PROBLEM TO SOLVE =
Lines of the data that contain the word "JSON" are the ones to copy.

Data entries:

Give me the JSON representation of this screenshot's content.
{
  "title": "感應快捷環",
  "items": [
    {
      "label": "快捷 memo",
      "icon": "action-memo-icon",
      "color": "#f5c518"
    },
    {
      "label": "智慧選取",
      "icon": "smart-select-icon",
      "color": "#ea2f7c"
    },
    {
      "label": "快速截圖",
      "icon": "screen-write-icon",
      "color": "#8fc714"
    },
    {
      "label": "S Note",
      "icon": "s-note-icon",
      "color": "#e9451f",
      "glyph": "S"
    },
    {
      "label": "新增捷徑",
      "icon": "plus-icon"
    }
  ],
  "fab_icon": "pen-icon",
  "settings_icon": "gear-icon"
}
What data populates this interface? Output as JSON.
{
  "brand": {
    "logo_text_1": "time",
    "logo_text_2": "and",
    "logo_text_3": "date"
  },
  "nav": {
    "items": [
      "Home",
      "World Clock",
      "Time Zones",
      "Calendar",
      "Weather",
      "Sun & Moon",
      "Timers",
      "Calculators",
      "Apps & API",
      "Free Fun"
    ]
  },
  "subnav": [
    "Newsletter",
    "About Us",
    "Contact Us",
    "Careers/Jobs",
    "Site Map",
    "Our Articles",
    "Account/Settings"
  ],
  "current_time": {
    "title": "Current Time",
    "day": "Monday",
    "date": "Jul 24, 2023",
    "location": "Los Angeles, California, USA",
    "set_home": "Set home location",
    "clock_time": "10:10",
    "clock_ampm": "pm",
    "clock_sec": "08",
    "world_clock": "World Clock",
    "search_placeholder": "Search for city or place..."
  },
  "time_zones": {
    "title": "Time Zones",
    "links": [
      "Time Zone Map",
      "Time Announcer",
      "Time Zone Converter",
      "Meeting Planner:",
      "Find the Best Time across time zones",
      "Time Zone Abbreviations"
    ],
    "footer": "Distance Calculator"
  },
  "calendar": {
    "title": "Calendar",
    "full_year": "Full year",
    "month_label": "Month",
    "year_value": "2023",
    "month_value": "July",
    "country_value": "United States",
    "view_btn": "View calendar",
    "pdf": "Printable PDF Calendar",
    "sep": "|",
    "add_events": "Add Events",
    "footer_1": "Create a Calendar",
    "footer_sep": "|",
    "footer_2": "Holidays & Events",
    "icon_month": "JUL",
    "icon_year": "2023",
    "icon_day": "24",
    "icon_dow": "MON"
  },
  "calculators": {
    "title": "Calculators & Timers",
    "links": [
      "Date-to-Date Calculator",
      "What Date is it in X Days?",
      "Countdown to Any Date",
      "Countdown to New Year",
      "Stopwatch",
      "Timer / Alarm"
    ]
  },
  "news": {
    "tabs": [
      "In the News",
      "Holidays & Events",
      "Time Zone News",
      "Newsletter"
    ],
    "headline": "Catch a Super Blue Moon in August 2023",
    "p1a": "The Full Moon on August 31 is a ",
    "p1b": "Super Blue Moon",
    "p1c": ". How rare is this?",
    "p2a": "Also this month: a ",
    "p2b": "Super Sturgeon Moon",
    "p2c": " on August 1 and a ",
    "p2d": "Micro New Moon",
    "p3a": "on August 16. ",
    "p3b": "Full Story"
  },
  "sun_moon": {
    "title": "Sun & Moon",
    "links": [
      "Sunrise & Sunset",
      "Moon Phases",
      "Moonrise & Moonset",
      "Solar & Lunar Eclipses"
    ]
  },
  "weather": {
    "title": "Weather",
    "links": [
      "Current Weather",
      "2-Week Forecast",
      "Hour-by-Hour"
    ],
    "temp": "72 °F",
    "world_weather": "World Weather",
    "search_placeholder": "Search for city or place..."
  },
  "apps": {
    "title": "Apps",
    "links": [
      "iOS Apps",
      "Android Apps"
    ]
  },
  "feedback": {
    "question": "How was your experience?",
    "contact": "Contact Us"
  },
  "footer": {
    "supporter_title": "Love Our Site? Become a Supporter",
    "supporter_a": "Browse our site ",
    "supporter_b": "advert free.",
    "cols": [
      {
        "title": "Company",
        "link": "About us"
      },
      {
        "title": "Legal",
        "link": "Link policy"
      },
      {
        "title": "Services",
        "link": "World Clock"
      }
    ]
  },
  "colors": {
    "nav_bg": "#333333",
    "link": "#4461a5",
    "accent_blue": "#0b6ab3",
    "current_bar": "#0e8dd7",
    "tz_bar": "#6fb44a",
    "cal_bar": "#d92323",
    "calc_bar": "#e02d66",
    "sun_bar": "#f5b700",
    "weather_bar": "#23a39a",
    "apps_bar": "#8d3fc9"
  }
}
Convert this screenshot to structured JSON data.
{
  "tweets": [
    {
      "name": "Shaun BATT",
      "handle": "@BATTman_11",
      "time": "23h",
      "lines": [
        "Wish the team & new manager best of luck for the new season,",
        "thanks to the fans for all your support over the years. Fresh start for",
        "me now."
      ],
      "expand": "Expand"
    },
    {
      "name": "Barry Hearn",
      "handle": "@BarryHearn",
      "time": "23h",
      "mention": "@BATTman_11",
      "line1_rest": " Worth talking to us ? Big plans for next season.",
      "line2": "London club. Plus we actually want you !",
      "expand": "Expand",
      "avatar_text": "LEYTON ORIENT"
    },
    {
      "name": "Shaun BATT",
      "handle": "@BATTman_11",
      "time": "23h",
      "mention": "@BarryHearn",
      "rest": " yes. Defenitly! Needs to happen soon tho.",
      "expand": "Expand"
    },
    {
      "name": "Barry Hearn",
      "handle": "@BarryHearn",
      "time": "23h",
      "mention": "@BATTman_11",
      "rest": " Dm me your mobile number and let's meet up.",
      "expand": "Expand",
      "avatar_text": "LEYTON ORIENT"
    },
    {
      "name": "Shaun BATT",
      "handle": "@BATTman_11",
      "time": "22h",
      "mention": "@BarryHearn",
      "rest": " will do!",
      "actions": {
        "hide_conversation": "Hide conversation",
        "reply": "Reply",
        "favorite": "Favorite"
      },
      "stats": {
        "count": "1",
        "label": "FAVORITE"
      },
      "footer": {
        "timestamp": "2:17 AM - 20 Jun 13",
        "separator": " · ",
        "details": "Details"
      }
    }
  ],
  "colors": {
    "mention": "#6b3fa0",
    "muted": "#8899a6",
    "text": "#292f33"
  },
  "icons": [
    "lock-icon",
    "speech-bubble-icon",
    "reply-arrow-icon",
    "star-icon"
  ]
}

COMPLETED TASK =
Give me the JSON representation of this screenshot's content.
What data populates this interface? Output as JSON.
Convert this screenshot to structured JSON data.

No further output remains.